Return visitors will recognize the above image as the banner used on this blog. It depicts Litchfield’s West Street, likely at some point in the late 1920s or early 1930s. Shot in black and white, it was later colorized for use on a post card.
Here is the same view on sunny fall morning in 2012:
A later post will explore the history of Litchfield’s Historic District. But the juxtaposition of these two images is testimony to the remarkable job of preservation done in the center of town. The most striking difference is that the street has been paved; also, it appears that West Street once featured parallel parking. The right side of the building on the extreme right of the image is now red instead of gray. The stores in the center of the 2012 view have painted their fronts white, which accentuates the colonnade. Note that the signs on the building have changed over time. In the top image, one business has a marquee-style sign, with the other businesses have prominent signage above their store fronts. Today’s stores have less prominent signs.
Otherwise, the appearance of the street is virtually identical. The notable architectural features – the bricks in the shapes of diamonds, peaks along the roofs, the patterns along the tops of the facades – all remain.
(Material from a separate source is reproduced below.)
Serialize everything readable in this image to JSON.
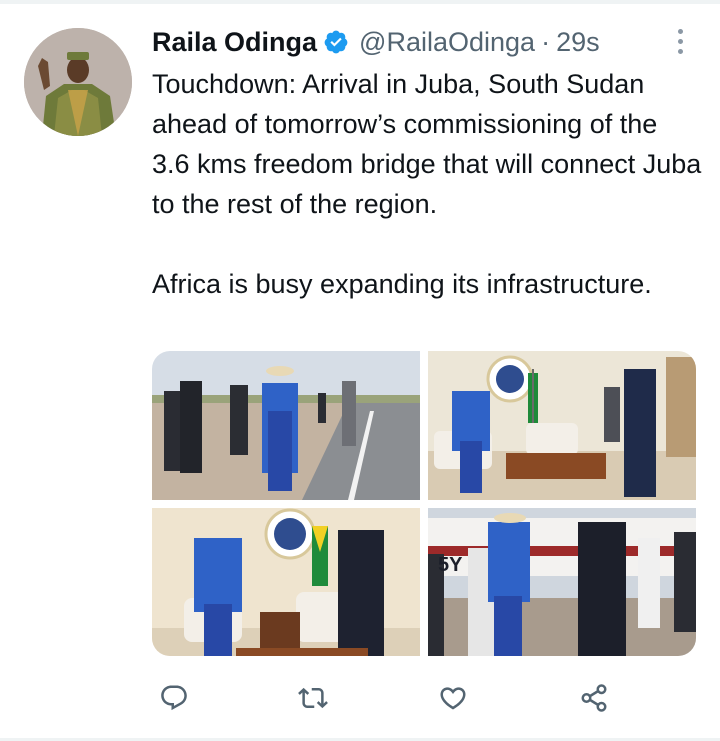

The historic district was created to protect the town’s colonial character. Along West Street, however, it has been remarkably successful in preserving the character of the early 20th century.